I, for one, do not want to be analyzed, especially not destructively.

Given as in the naive reinforcement learning framework (and that can approximate some more complex notions of value) that the value is in the environment,

I'm confused about what this means.

It means that the agent maximizes the cumulative sum of a function of the environment states which is revealed to the agent only for states it visits.

I'm afraid this didn't clarify anything for me. Sorry! Pretend you're explaining it to someone stupid.

Actually, I think I understand it, but only with moderate confidence, and I have no prior experience with this particular terminology. So let me take this opportunity to put my thoughts on the firing line. :-) Whether they get shot down or confirmed, either way I'll have learned something about my ability to figure out things at first glance.

So: we're agents and we live in an environment.

We value certain things in the environment, and try to make decisions so that the environment arrives at the states we like, the states that have more value. Furthermore, as time passes the environment will continue to change state whether we like it or not. So we don't just want the environment to arrive at a given high-value state, we want to think longer term: we want the environment to keep on going through highly valuable states forever.

However, there's a problem: our prediction abilities are crappy. We can estimate how much value a given environmental state will have, but we won't really know until it's arrived. We know even less about states that are farther away in the future.

So the OP's argument is that we need to be careful about setting loose a superintelligent (but still not perfectly intelligent) FAI that rewrites the universe from scratch, because it might accidentally exclude a path farther down the line that's even more valuable than the near, fairly-high-value path it can predict. There are similar problems with less superpowerful FAIs, since they'll also guide humanity into the best path they can predict, which might not be as good as a weirder path farther out that it cannot.

How close am I?
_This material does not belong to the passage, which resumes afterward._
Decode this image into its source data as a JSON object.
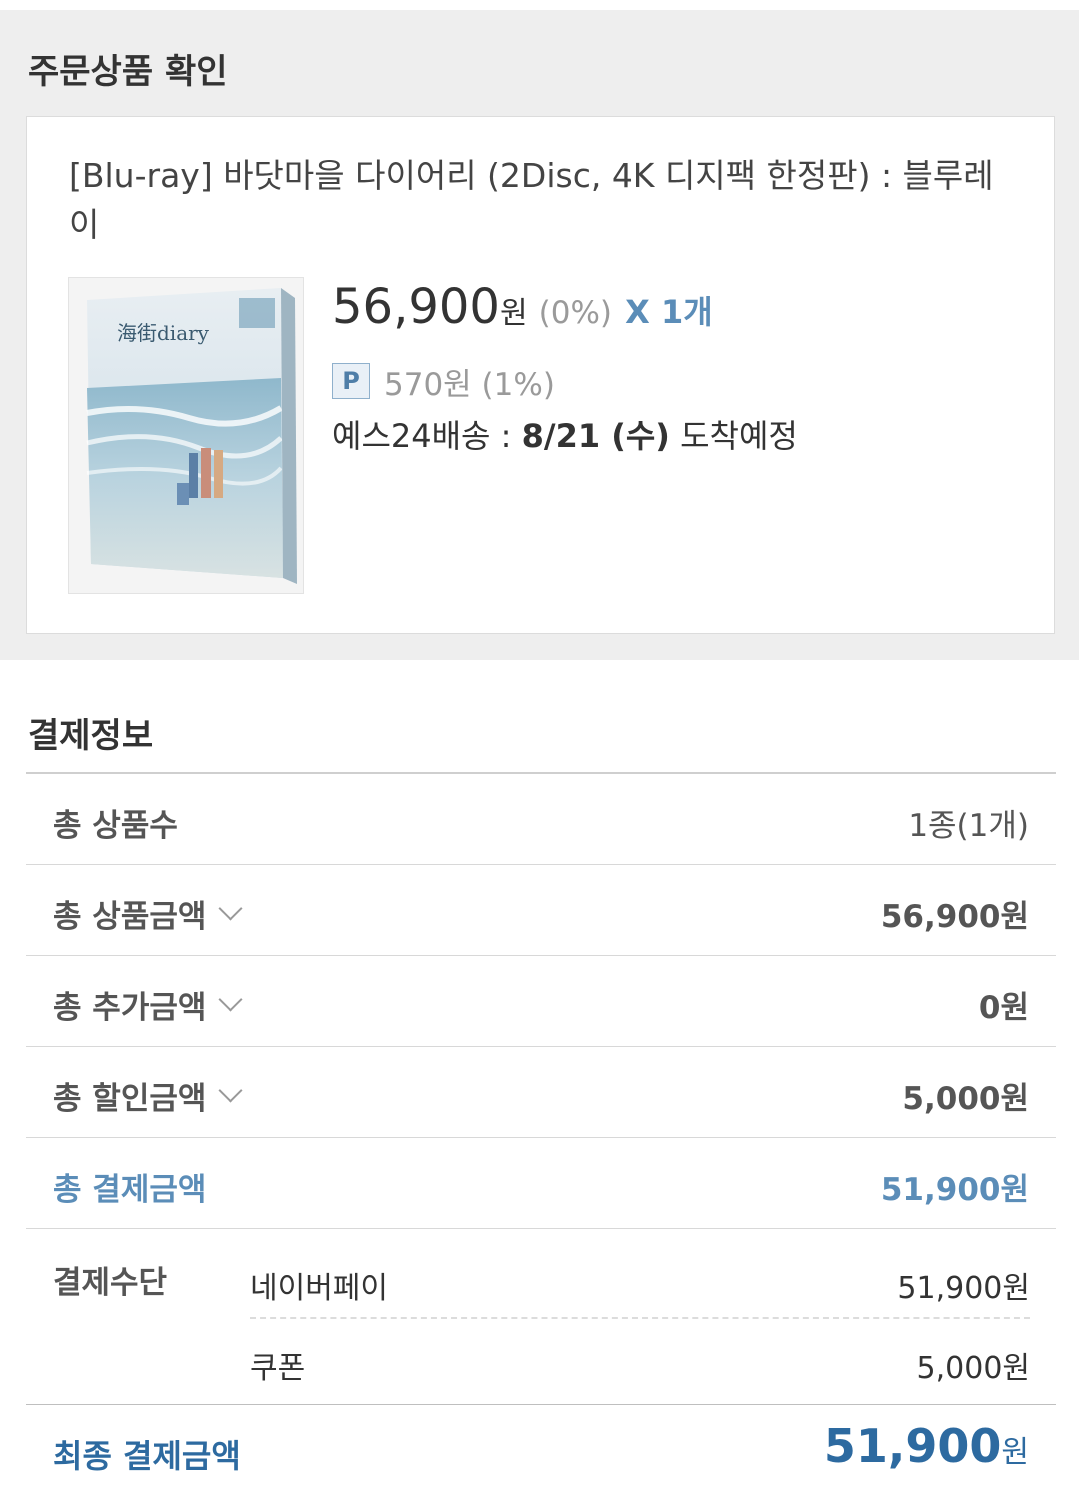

You are on spot, though you provided more context than can be traced directly from the cited sentence. When i referred to the naive RL, I had in mind (PO)MDPs with unknown reward function. The reward of unseen state can be predicted only in the sense of Occam Razor-type induction.

[-][anonymous]10y 0

I'm not so sure. If we're talking about a God-like unFriendly AI, it might do a quick survey of the human race atom by atom and then replace it with a lower entropy system. That way, it can analyze human beings without having them increase entropy, which is something even the AI cannot undo.

I wasn't arguing against the possibility of atrocities (within the abstract discourse of "God-like AIs", which BTW feels contrived to me), just imagine how much redundancy can be spared while keeping much of the information content of humanity. I was arguing that there is more room for benevolence than recognized in the presentation -- benevolence from uncertainty of value. (Extending my "computation argument" from the "discounting" comment thread by Perplexed with an "information argument".)

That way, it can analyze human beings without having them increase entropy, which is something even the AI cannot undo.

But if you kill patterns that can be reused, you just waste entropy. So our argument is in favor of freezing, not killing.

[-][anonymous]10y 0

Only if freezing expends less energy than killing. If it doesn't, the most energy efficient choice would be to scan humanity and then wipe them out before they use more energy.

I'm confused what you mean by scanning. If you mean "scan and preserve the information in a databank" then it's a (perhaps very weak, depending of how much information relevant to us is actually retained) form of freezing I've been referring to (not necessarily literal freezing). If you mean "scan and compute some statistics, then discard the information", it is killing.

[-][anonymous]10y 1

I was thinking about the former type, which is indeed more like freezing. However, it is unlikely that an unFriendly AI would ever re-implement humanity (especially if it mostly cares about entropy), so it's practically akin to killing.